Steven Kurtz, an art professor at the State University of New York at Buffola, is one of the current practitioners of BioArt, which uses living matter as an art medium. He gained special media attention by being the focus of a bioterrorism investigation 2004-2008. In May 2004, police responded to an emergency call by Kurtz (his wife had died due to heart failure), and got suspicious about the laboratory equipment in his home. Kurtz used this equipment to prepare a performance (“Free Range Grain“), which allowed participants to test food for the presence of genetically modified organisms. He was temporarily arrested, being suspected for bioterrorism (which nowadays in the US carries prison sentence for up to 20 years). These charges were soon turned into mail and wire fraud charges, because of – in fact harmless – bacteria that University of Pittsburgh geneticist Robert Ferrell had sent to Kurtz. This April, Kurtz was cleared from all charges. (Ferrell was coerced to plead guilty to misdemeanor charges and fined.)
Kurtz is a founding member of the Critical Art Ensemble. Check out their BioArt projects reflecting on modern genetics, biotechnology, and reproduction, such as Flesh Machine, Society for Reproductive Anachronisms, Cult of the New Eve, and GenTerra. Some of Kurtz’s BioArt work touches upon war and military research: project Marching Plague involved throwing benign bacteria at guinea pigs, referencing a British military experiment. The recent installation Immolation shows the effects of incendiary weapons on human skin samples.

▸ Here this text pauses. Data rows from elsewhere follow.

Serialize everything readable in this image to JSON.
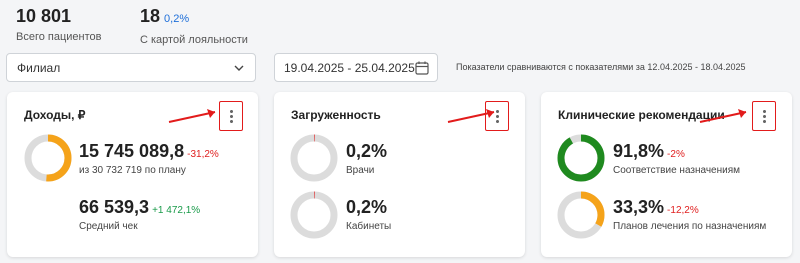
{
  "stats": {
    "patients": {
      "value": "10 801",
      "label": "Всего пациентов"
    },
    "loyalty": {
      "value": "18",
      "percent": "0,2%",
      "label": "С картой лояльности"
    }
  },
  "filters": {
    "branch": {
      "value": "Филиал",
      "icon": "chevron-down-icon"
    },
    "date_range": {
      "value": "19.04.2025 - 25.04.2025",
      "icon": "calendar-icon"
    },
    "compare_note": "Показатели сравниваются с показателями за 12.04.2025 - 18.04.2025"
  },
  "cards": {
    "income": {
      "title": "Доходы, ₽",
      "m1": {
        "value": "15 745 089,8",
        "change": "-31,2%",
        "sub": "из 30 732 719 по плану",
        "fill": 0.512,
        "color": "#f5a31a"
      },
      "m2": {
        "value": "66 539,3",
        "change": "+1 472,1%",
        "sub": "Средний чек"
      }
    },
    "load": {
      "title": "Загруженность",
      "m1": {
        "value": "0,2%",
        "sub": "Врачи",
        "fill": 0.002,
        "color": "#e02020"
      },
      "m2": {
        "value": "0,2%",
        "sub": "Кабинеты",
        "fill": 0.002,
        "color": "#e02020"
      }
    },
    "clinical": {
      "title": "Клинические рекомендации",
      "m1": {
        "value": "91,8%",
        "change": "-2%",
        "sub": "Соответствие назначениям",
        "fill": 0.918,
        "color": "#1f8a1f"
      },
      "m2": {
        "value": "33,3%",
        "change": "-12,2%",
        "sub": "Планов лечения по назначениям",
        "fill": 0.333,
        "color": "#f5a31a"
      }
    }
  },
  "colors": {
    "accent": "#1e6fd9",
    "negative": "#e02020",
    "positive": "#1a9b4a",
    "highlight": "#e21b1b"
  }
}
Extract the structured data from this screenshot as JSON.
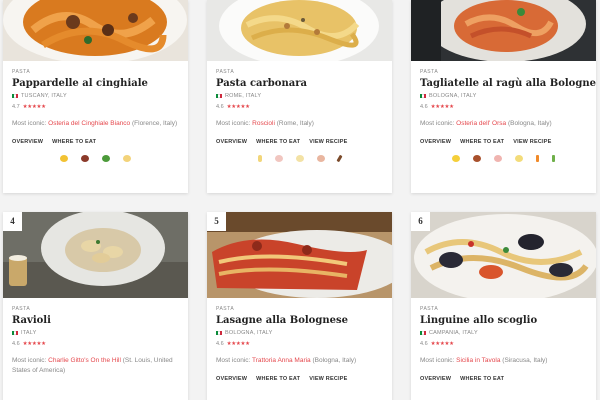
{
  "colors": {
    "accent": "#e5484d",
    "star": "#e5484d",
    "flag_green": "#0a8c3a",
    "flag_red": "#cd2a3e"
  },
  "cards": [
    {
      "rank": "",
      "category": "PASTA",
      "name": "Pappardelle al cinghiale",
      "origin": "TUSCANY, ITALY",
      "rating": "4.7",
      "stars": "★★★★★",
      "iconic_label": "Most iconic:",
      "iconic_place": "Osteria del Cinghiale Bianco",
      "iconic_location": "(Florence, Italy)",
      "actions": [
        "OVERVIEW",
        "WHERE TO EAT"
      ],
      "ingredients": [
        "pasta-icon",
        "meat-icon",
        "herb-icon",
        "cheese-icon"
      ]
    },
    {
      "rank": "",
      "category": "PASTA",
      "name": "Pasta carbonara",
      "origin": "ROME, ITALY",
      "rating": "4.6",
      "stars": "★★★★★",
      "iconic_label": "Most iconic:",
      "iconic_place": "Roscioli",
      "iconic_location": "(Rome, Italy)",
      "actions": [
        "OVERVIEW",
        "WHERE TO EAT",
        "VIEW RECIPE"
      ],
      "ingredients": [
        "pasta-icon",
        "guanciale-icon",
        "cheese-icon",
        "egg-icon",
        "pepper-icon"
      ]
    },
    {
      "rank": "",
      "category": "PASTA",
      "name": "Tagliatelle al ragù alla Bolognese",
      "origin": "BOLOGNA, ITALY",
      "rating": "4.6",
      "stars": "★★★★★",
      "iconic_label": "Most iconic:",
      "iconic_place": "Osteria dell' Orsa",
      "iconic_location": "(Bologna, Italy)",
      "actions": [
        "OVERVIEW",
        "WHERE TO EAT",
        "VIEW RECIPE"
      ],
      "ingredients": [
        "pasta-icon",
        "beef-icon",
        "pork-icon",
        "cheese-icon",
        "carrot-icon",
        "celery-icon"
      ]
    },
    {
      "rank": "4",
      "category": "PASTA",
      "name": "Ravioli",
      "origin": "ITALY",
      "rating": "4.6",
      "stars": "★★★★★",
      "iconic_label": "Most iconic:",
      "iconic_place": "Charlie Gitto's On the Hill",
      "iconic_location": "(St. Louis, United States of America)",
      "actions": [],
      "ingredients": []
    },
    {
      "rank": "5",
      "category": "PASTA",
      "name": "Lasagne alla Bolognese",
      "origin": "BOLOGNA, ITALY",
      "rating": "4.6",
      "stars": "★★★★★",
      "iconic_label": "Most iconic:",
      "iconic_place": "Trattoria Anna Maria",
      "iconic_location": "(Bologna, Italy)",
      "actions": [
        "OVERVIEW",
        "WHERE TO EAT",
        "VIEW RECIPE"
      ],
      "ingredients": []
    },
    {
      "rank": "6",
      "category": "PASTA",
      "name": "Linguine allo scoglio",
      "origin": "CAMPANIA, ITALY",
      "rating": "4.6",
      "stars": "★★★★★",
      "iconic_label": "Most iconic:",
      "iconic_place": "Sicilia in Tavola",
      "iconic_location": "(Siracusa, Italy)",
      "actions": [
        "OVERVIEW",
        "WHERE TO EAT"
      ],
      "ingredients": []
    }
  ]
}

There is also a recent interview with Kurtz on the bioterrorism investigation. And here we see him conducting a subversive and dangerous art performance: